===== DATASET EXCERPTS
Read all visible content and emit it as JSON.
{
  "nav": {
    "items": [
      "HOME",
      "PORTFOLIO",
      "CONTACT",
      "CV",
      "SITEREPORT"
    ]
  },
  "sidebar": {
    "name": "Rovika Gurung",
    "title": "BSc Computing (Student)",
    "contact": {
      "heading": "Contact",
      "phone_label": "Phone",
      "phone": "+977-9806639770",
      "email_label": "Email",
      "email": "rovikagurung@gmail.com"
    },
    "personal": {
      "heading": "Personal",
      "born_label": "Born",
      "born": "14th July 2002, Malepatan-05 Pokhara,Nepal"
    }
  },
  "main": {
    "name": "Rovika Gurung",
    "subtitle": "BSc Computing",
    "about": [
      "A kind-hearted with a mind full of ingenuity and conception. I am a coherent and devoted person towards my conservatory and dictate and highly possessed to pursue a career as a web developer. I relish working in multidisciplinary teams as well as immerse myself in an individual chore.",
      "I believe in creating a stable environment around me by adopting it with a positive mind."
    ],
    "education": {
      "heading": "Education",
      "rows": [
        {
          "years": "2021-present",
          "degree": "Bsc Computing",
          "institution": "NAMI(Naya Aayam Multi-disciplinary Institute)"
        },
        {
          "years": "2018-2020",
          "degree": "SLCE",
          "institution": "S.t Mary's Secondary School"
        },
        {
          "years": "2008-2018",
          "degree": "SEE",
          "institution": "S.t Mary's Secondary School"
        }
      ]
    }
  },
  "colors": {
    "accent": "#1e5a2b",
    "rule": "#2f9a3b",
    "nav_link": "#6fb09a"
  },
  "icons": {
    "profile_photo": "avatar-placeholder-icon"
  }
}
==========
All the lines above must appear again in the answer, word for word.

Read all visible content and emit it as JSON.
{
  "nav": {
    "items": [
      "HOME",
      "PORTFOLIO",
      "CONTACT",
      "CV",
      "SITEREPORT"
    ]
  },
  "sidebar": {
    "name": "Rovika Gurung",
    "title": "BSc Computing (Student)",
    "contact": {
      "heading": "Contact",
      "phone_label": "Phone",
      "phone": "+977-9806639770",
      "email_label": "Email",
      "email": "rovikagurung@gmail.com"
    },
    "personal": {
      "heading": "Personal",
      "born_label": "Born",
      "born": "14th July 2002, Malepatan-05 Pokhara,Nepal"
    }
  },
  "main": {
    "name": "Rovika Gurung",
    "subtitle": "BSc Computing",
    "about": [
      "A kind-hearted with a mind full of ingenuity and conception. I am a coherent and devoted person towards my conservatory and dictate and highly possessed to pursue a career as a web developer. I relish working in multidisciplinary teams as well as immerse myself in an individual chore.",
      "I believe in creating a stable environment around me by adopting it with a positive mind."
    ],
    "education": {
      "heading": "Education",
      "rows": [
        {
          "years": "2021-present",
          "degree": "Bsc Computing",
          "institution": "NAMI(Naya Aayam Multi-disciplinary Institute)"
        },
        {
          "years": "2018-2020",
          "degree": "SLCE",
          "institution": "S.t Mary's Secondary School"
        },
        {
          "years": "2008-2018",
          "degree": "SEE",
          "institution": "S.t Mary's Secondary School"
        }
      ]
    }
  },
  "colors": {
    "accent": "#1e5a2b",
    "rule": "#2f9a3b",
    "nav_link": "#6fb09a"
  },
  "icons": {
    "profile_photo": "avatar-placeholder-icon"
  }
}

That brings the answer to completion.